When the world gets closer.

We help you see farther.

Sign up to our expressly international daily newsletter.

x
Germany

Women Who Rule The World Still Asked "Why Are You Childless?"

British Prime Minister Theresa May is just the latest female world leader who's not a mother. A hard look at a gender double standard that reaches all the way to the top.

Merkel and May in Berlin in July
Merkel and May in Berlin in July
Stefanie Bolzen, Sabine Menkens and Peter Praschl

BERLIN — The two most powerful women of the United Kingdom stood in front of the Bute House in Edinburgh, shaking hands — Theresa May, the new British prime minister and Scottish First Minister Nicola Sturgeon. "Politics aside — I hope girls everywhere look at this photograph and believe nothing should be off limits for them," Sturgeon wrote on Twitter shortly after the summit. Her message was retweeted more than 30,000 times.

Both Sturgeon and May made it to the top in politics, but that's not the only thing they have in common. Neither leader has any children. And they aren't the only female leaders who aren't mothers — German Chancellor Angela Merkel, former Australian Prime Minister Julia Gillard and South Korea's President Park Geun-hye also don't have children. But even as there's increasing acceptance of different lifestyles, these women are forced to justify their choices in spite of, or maybe because of, their success.

Keep reading... Show less
You've reached your monthly limit of free articles.
To read the full article, please subscribe.
Get unlimited access. Support Worldcrunch's unique mission:
  • Exclusive coverage from the world's top sources, in English for the first time.
  • Stories from the best international journalists.
  • Insights from the widest range of perspectives, languages and countries
Already a subscriber? Log in

When the world gets closer, we help you see farther

Sign up to our expressly international daily newsletter!

A man walks on a tank left behind by Russian troops, on display in Kyiv’s Mykhailivska Square.

Lila Paulou, Lisa Berdet and Bertrand Hauger

👋 Hej!*

Welcome to Tuesday, which marks three months since the war in Ukraine started. Meanwhile, BoJo is in trouble again, and millionaires at Davos ask to be taxed more. Persian-language, London-based media Kayhan explores what the future of Lebanon could look like after the election defeat of Iran-backed Hezbollah.

[*Swedish]

Keep reading... Show less

When the world gets closer, we help you see farther

Sign up to our expressly international daily newsletter!
You've reached your monthly limit of free articles.
To read the full article, please subscribe.
Get unlimited access. Support Worldcrunch's unique mission:
  • Exclusive coverage from the world's top sources, in English for the first time.
  • Stories from the best international journalists.
  • Insights from the widest range of perspectives, languages and countries
Already a subscriber? Log in
THE LATEST
FOCUS
TRENDING TOPICS

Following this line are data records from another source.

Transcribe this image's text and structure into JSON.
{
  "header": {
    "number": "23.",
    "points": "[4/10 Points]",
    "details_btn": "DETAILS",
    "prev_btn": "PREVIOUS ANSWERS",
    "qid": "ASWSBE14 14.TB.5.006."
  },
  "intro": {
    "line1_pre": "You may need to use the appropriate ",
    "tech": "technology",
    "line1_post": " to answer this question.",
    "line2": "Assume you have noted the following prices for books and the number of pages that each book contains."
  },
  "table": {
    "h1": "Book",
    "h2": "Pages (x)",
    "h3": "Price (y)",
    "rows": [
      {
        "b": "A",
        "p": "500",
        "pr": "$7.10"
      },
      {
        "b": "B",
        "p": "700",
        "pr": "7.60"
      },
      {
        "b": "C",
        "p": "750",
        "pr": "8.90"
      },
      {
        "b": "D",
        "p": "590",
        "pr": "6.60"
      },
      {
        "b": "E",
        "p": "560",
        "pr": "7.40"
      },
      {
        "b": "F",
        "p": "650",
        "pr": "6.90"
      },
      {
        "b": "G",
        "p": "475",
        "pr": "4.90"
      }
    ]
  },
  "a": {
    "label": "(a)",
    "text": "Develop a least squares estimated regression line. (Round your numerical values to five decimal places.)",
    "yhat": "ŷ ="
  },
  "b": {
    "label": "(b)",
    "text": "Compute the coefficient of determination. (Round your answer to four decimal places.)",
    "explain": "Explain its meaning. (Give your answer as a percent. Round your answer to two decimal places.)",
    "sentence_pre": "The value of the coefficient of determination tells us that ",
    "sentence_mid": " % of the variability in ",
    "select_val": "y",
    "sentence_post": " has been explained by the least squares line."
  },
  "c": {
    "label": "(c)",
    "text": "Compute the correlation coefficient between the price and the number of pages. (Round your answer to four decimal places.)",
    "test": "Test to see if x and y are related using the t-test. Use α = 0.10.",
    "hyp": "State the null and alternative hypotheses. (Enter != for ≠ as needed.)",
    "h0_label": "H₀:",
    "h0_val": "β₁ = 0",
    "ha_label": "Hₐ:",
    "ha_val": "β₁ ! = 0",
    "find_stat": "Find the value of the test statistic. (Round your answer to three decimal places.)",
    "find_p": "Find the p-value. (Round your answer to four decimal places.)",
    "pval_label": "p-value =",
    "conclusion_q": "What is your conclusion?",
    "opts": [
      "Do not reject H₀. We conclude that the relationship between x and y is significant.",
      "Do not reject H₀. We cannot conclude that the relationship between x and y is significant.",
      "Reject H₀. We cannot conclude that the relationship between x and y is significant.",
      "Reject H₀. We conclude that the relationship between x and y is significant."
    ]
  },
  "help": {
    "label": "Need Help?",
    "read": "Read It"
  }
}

Central to the tragic absurdity of this war is the question of language. Vladimir Putin has repeated that protecting ethnic Russians and the Russian-speaking populations of Ukraine was a driving motivation for his invasion.

Yet one month on, a quick look at the map shows that many of the worst-hit cities are those where Russian is the predominant language: Kharkiv, Odesa, Kherson.

Watch Video Show less
MOST READ